SOURCE DATA>
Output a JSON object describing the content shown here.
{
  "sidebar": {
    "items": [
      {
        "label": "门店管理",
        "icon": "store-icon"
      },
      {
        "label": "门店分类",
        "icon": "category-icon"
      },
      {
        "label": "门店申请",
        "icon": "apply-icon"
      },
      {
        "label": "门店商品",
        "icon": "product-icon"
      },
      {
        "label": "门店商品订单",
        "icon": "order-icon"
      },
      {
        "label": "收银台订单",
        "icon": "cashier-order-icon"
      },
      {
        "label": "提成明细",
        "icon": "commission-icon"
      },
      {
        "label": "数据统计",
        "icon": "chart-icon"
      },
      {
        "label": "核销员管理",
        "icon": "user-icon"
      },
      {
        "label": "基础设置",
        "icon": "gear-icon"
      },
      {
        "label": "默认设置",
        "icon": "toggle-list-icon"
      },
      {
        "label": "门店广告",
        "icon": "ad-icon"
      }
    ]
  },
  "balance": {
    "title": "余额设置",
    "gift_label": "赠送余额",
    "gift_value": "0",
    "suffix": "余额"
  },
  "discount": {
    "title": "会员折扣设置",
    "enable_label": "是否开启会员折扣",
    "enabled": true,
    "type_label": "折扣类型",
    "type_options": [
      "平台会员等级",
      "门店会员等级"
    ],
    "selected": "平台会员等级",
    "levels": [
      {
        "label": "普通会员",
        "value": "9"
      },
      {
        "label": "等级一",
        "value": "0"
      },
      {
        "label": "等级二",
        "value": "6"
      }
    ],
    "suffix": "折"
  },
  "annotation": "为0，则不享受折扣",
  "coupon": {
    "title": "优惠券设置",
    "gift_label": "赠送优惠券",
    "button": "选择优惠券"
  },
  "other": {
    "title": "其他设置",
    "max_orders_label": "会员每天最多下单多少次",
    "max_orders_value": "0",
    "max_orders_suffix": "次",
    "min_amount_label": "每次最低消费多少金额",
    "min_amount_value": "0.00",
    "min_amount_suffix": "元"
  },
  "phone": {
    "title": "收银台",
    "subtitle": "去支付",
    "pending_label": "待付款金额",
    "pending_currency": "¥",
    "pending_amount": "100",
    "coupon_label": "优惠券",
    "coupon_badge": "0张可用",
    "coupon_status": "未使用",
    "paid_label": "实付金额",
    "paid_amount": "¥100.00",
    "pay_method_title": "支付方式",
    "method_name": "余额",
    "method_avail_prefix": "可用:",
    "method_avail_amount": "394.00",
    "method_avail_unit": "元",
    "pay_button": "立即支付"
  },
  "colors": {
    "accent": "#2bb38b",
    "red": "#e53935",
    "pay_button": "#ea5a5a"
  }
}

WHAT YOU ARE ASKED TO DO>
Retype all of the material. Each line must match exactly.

COMPLETED EXERCISE>
Output a JSON object describing the content shown here.
{
  "sidebar": {
    "items": [
      {
        "label": "门店管理",
        "icon": "store-icon"
      },
      {
        "label": "门店分类",
        "icon": "category-icon"
      },
      {
        "label": "门店申请",
        "icon": "apply-icon"
      },
      {
        "label": "门店商品",
        "icon": "product-icon"
      },
      {
        "label": "门店商品订单",
        "icon": "order-icon"
      },
      {
        "label": "收银台订单",
        "icon": "cashier-order-icon"
      },
      {
        "label": "提成明细",
        "icon": "commission-icon"
      },
      {
        "label": "数据统计",
        "icon": "chart-icon"
      },
      {
        "label": "核销员管理",
        "icon": "user-icon"
      },
      {
        "label": "基础设置",
        "icon": "gear-icon"
      },
      {
        "label": "默认设置",
        "icon": "toggle-list-icon"
      },
      {
        "label": "门店广告",
        "icon": "ad-icon"
      }
    ]
  },
  "balance": {
    "title": "余额设置",
    "gift_label": "赠送余额",
    "gift_value": "0",
    "suffix": "余额"
  },
  "discount": {
    "title": "会员折扣设置",
    "enable_label": "是否开启会员折扣",
    "enabled": true,
    "type_label": "折扣类型",
    "type_options": [
      "平台会员等级",
      "门店会员等级"
    ],
    "selected": "平台会员等级",
    "levels": [
      {
        "label": "普通会员",
        "value": "9"
      },
      {
        "label": "等级一",
        "value": "0"
      },
      {
        "label": "等级二",
        "value": "6"
      }
    ],
    "suffix": "折"
  },
  "annotation": "为0，则不享受折扣",
  "coupon": {
    "title": "优惠券设置",
    "gift_label": "赠送优惠券",
    "button": "选择优惠券"
  },
  "other": {
    "title": "其他设置",
    "max_orders_label": "会员每天最多下单多少次",
    "max_orders_value": "0",
    "max_orders_suffix": "次",
    "min_amount_label": "每次最低消费多少金额",
    "min_amount_value": "0.00",
    "min_amount_suffix": "元"
  },
  "phone": {
    "title": "收银台",
    "subtitle": "去支付",
    "pending_label": "待付款金额",
    "pending_currency": "¥",
    "pending_amount": "100",
    "coupon_label": "优惠券",
    "coupon_badge": "0张可用",
    "coupon_status": "未使用",
    "paid_label": "实付金额",
    "paid_amount": "¥100.00",
    "pay_method_title": "支付方式",
    "method_name": "余额",
    "method_avail_prefix": "可用:",
    "method_avail_amount": "394.00",
    "method_avail_unit": "元",
    "pay_button": "立即支付"
  },
  "colors": {
    "accent": "#2bb38b",
    "red": "#e53935",
    "pay_button": "#ea5a5a"
  }
}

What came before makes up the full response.